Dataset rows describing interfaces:
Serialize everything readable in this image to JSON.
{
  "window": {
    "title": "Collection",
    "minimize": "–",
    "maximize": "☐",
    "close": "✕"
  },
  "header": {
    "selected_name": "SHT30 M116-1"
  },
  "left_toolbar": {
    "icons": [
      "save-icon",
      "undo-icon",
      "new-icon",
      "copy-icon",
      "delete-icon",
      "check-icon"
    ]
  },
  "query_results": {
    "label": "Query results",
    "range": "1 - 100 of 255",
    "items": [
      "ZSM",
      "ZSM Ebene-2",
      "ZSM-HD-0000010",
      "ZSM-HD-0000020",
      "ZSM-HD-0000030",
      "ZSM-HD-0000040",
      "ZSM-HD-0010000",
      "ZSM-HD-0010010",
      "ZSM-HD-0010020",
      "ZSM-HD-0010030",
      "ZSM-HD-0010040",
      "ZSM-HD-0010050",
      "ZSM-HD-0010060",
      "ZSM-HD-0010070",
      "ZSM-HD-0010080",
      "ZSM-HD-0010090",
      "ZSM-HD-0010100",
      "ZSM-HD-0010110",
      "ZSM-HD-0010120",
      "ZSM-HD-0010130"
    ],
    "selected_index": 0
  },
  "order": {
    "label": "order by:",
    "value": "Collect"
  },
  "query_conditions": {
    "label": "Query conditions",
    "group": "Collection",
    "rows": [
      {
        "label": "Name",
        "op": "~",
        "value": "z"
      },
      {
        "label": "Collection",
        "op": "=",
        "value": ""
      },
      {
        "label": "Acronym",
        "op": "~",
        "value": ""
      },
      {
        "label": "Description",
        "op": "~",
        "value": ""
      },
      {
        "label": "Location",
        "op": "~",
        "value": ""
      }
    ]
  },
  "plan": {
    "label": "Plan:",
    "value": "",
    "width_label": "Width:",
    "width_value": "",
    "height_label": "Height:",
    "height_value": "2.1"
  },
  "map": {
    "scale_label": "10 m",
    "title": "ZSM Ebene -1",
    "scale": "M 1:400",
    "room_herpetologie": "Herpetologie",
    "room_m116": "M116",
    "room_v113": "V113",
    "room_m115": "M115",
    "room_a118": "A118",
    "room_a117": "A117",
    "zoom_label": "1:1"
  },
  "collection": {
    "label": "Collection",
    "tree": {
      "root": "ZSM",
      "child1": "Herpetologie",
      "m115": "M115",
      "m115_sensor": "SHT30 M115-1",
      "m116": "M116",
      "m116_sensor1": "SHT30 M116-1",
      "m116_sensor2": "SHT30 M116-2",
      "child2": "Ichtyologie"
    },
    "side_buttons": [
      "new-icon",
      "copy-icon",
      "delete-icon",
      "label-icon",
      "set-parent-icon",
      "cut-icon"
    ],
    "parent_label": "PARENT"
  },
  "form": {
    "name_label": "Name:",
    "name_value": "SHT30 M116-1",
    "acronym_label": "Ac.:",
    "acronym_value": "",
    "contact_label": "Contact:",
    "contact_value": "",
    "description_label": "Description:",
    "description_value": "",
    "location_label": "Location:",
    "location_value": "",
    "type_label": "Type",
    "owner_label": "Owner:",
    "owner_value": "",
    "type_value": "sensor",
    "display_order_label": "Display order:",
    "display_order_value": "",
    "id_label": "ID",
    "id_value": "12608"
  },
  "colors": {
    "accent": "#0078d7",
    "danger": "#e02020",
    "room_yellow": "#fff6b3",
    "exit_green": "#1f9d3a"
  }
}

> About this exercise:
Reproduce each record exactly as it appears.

> Task response:
Serialize everything readable in this image to JSON.
{
  "window": {
    "title": "Collection",
    "minimize": "–",
    "maximize": "☐",
    "close": "✕"
  },
  "header": {
    "selected_name": "SHT30 M116-1"
  },
  "left_toolbar": {
    "icons": [
      "save-icon",
      "undo-icon",
      "new-icon",
      "copy-icon",
      "delete-icon",
      "check-icon"
    ]
  },
  "query_results": {
    "label": "Query results",
    "range": "1 - 100 of 255",
    "items": [
      "ZSM",
      "ZSM Ebene-2",
      "ZSM-HD-0000010",
      "ZSM-HD-0000020",
      "ZSM-HD-0000030",
      "ZSM-HD-0000040",
      "ZSM-HD-0010000",
      "ZSM-HD-0010010",
      "ZSM-HD-0010020",
      "ZSM-HD-0010030",
      "ZSM-HD-0010040",
      "ZSM-HD-0010050",
      "ZSM-HD-0010060",
      "ZSM-HD-0010070",
      "ZSM-HD-0010080",
      "ZSM-HD-0010090",
      "ZSM-HD-0010100",
      "ZSM-HD-0010110",
      "ZSM-HD-0010120",
      "ZSM-HD-0010130"
    ],
    "selected_index": 0
  },
  "order": {
    "label": "order by:",
    "value": "Collect"
  },
  "query_conditions": {
    "label": "Query conditions",
    "group": "Collection",
    "rows": [
      {
        "label": "Name",
        "op": "~",
        "value": "z"
      },
      {
        "label": "Collection",
        "op": "=",
        "value": ""
      },
      {
        "label": "Acronym",
        "op": "~",
        "value": ""
      },
      {
        "label": "Description",
        "op": "~",
        "value": ""
      },
      {
        "label": "Location",
        "op": "~",
        "value": ""
      }
    ]
  },
  "plan": {
    "label": "Plan:",
    "value": "",
    "width_label": "Width:",
    "width_value": "",
    "height_label": "Height:",
    "height_value": "2.1"
  },
  "map": {
    "scale_label": "10 m",
    "title": "ZSM Ebene -1",
    "scale": "M 1:400",
    "room_herpetologie": "Herpetologie",
    "room_m116": "M116",
    "room_v113": "V113",
    "room_m115": "M115",
    "room_a118": "A118",
    "room_a117": "A117",
    "zoom_label": "1:1"
  },
  "collection": {
    "label": "Collection",
    "tree": {
      "root": "ZSM",
      "child1": "Herpetologie",
      "m115": "M115",
      "m115_sensor": "SHT30 M115-1",
      "m116": "M116",
      "m116_sensor1": "SHT30 M116-1",
      "m116_sensor2": "SHT30 M116-2",
      "child2": "Ichtyologie"
    },
    "side_buttons": [
      "new-icon",
      "copy-icon",
      "delete-icon",
      "label-icon",
      "set-parent-icon",
      "cut-icon"
    ],
    "parent_label": "PARENT"
  },
  "form": {
    "name_label": "Name:",
    "name_value": "SHT30 M116-1",
    "acronym_label": "Ac.:",
    "acronym_value": "",
    "contact_label": "Contact:",
    "contact_value": "",
    "description_label": "Description:",
    "description_value": "",
    "location_label": "Location:",
    "location_value": "",
    "type_label": "Type",
    "owner_label": "Owner:",
    "owner_value": "",
    "type_value": "sensor",
    "display_order_label": "Display order:",
    "display_order_value": "",
    "id_label": "ID",
    "id_value": "12608"
  },
  "colors": {
    "accent": "#0078d7",
    "danger": "#e02020",
    "room_yellow": "#fff6b3",
    "exit_green": "#1f9d3a"
  }
}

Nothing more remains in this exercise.